One Laptop per child

Some of you may have heard of the one laptop per child scheme which was set up by Mary Lou Jepson. Her aim was to build a laptop that could be used in the most extreme environments, run on solar power, have Internet access and all for $100 or less. The first version she built cost $180 and is being pioneered around the world. They have also recently developed a new one for about $70.

Currently in Nepal there are two schools pioneering the project. The teacher training programme attached to KISC has been working closely with the scheme in developing Nepali resources for the laptops and helping in the training of the teachers in one of these schools. Nepal is the first country to start developing resources for the laptops based on their own curriculum.

Last Wednesday (4th June) I had the privilege of visiting this school with 2 other BMS workers, David Browell one of the teacher trainers, and Andrew Kohn the other Geography teacher and Secondary Principle at KISC, as well as our Grade 6 class (year 7) who will be my homeroom next year.

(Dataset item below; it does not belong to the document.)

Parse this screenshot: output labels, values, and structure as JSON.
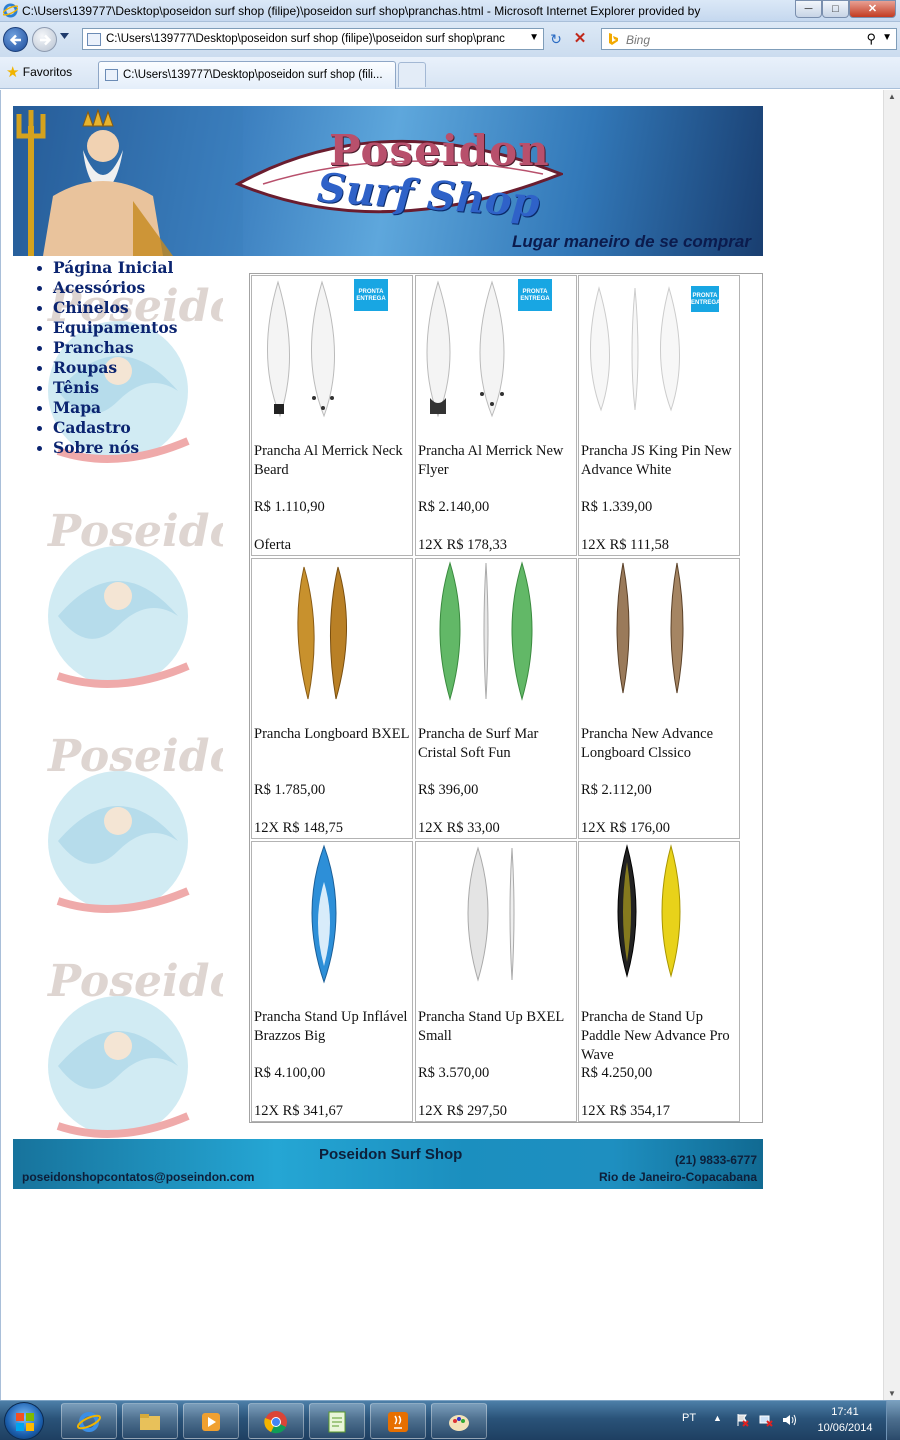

The school is on the edge of Kathmandu valley on a ridge with only a very rough road up along cliff edges most of the way. So after a fairly hairy ride up there we went into the school and spent some time playing games to help the two groups of children mix. We had 12 children while they have about 30 in their year 7, and a lot of other children from years 8 and 9 too as they were curious to meet these foreign children.

It is a very poor community with many of the children missing large parts of the school year as they have to help with the planting and at harvest time. Many walk over an hour to get to school, including most of the teachers who walk an hour and a half up the hill after the bus journey to get to the end of the main road.

It was great to see our very privileged children who are from 8 different countries themselves getting alongside the Nepali children and learning from them. I think it was a great opportunity for both groups of children to learn from each other culturally, and a great opportunity for us all to see such an exciting programme taking place and working effectively to improve the education and opportunities of a very poor community under the dedicated hard work of their teachers.

1 comment:

Anonymous said...

I rememeber reading about these computers in the paper - I'm glad they are actually being used... sounds like the trip was amazing.
Thanks for sharing - it's great to keep reading all these little updates. Praying all else is well.